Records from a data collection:
^^^^^^^^
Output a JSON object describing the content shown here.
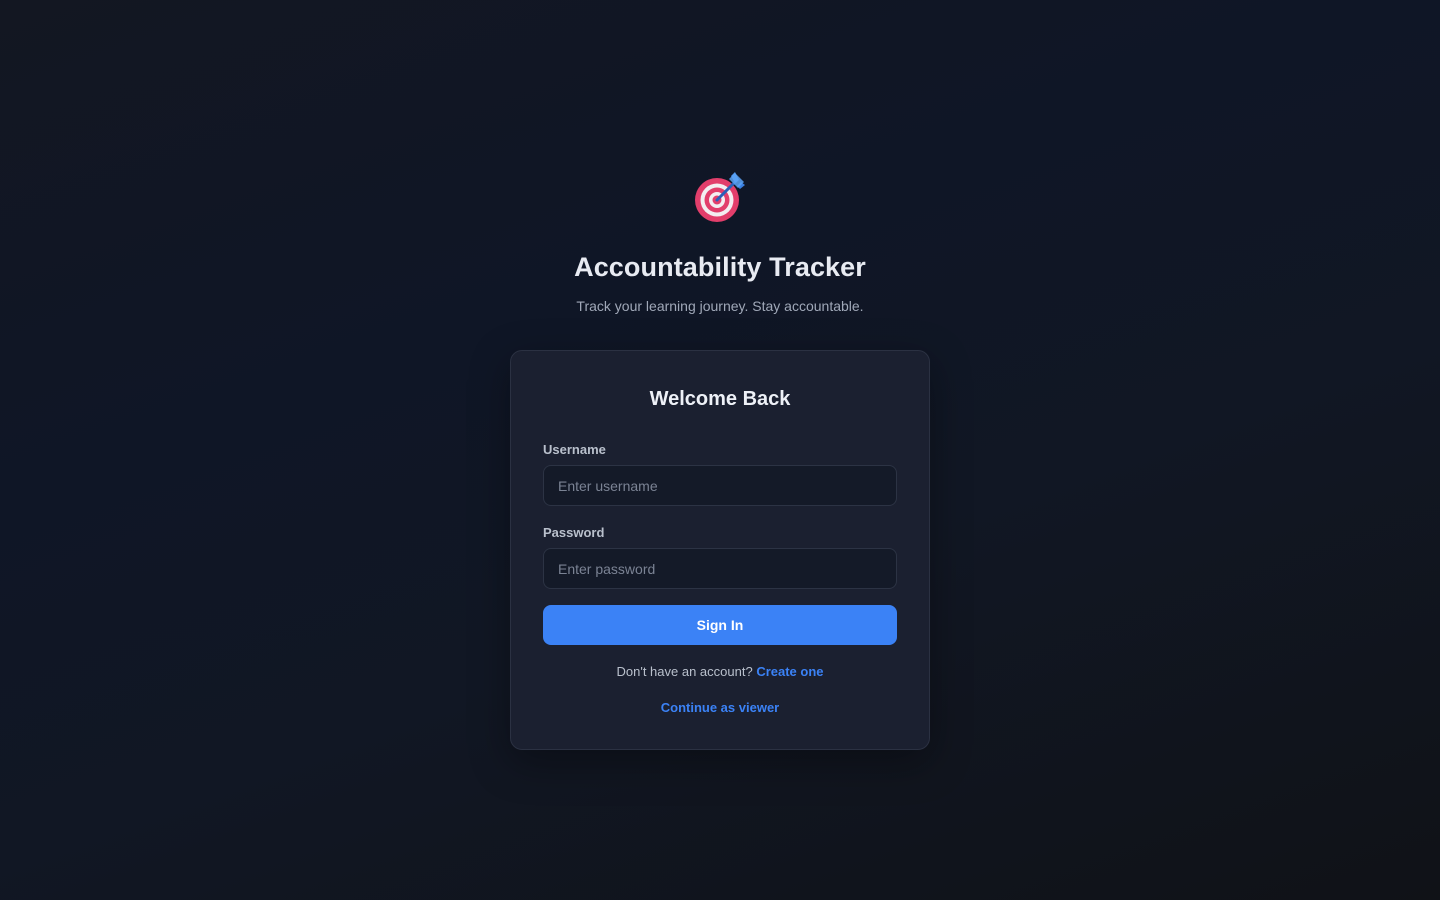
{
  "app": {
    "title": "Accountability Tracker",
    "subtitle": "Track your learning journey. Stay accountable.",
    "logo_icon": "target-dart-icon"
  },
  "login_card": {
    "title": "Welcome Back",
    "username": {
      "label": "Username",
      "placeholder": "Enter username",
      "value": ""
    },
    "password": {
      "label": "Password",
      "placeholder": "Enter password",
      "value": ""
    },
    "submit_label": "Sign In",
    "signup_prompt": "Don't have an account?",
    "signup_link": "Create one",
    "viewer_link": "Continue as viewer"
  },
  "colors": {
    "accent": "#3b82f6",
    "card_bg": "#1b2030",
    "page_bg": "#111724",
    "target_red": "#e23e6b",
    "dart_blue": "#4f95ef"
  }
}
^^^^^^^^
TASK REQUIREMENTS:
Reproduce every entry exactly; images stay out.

SOLUTION TO THE PROBLEM:
Output a JSON object describing the content shown here.
{
  "app": {
    "title": "Accountability Tracker",
    "subtitle": "Track your learning journey. Stay accountable.",
    "logo_icon": "target-dart-icon"
  },
  "login_card": {
    "title": "Welcome Back",
    "username": {
      "label": "Username",
      "placeholder": "Enter username",
      "value": ""
    },
    "password": {
      "label": "Password",
      "placeholder": "Enter password",
      "value": ""
    },
    "submit_label": "Sign In",
    "signup_prompt": "Don't have an account?",
    "signup_link": "Create one",
    "viewer_link": "Continue as viewer"
  },
  "colors": {
    "accent": "#3b82f6",
    "card_bg": "#1b2030",
    "page_bg": "#111724",
    "target_red": "#e23e6b",
    "dart_blue": "#4f95ef"
  }
}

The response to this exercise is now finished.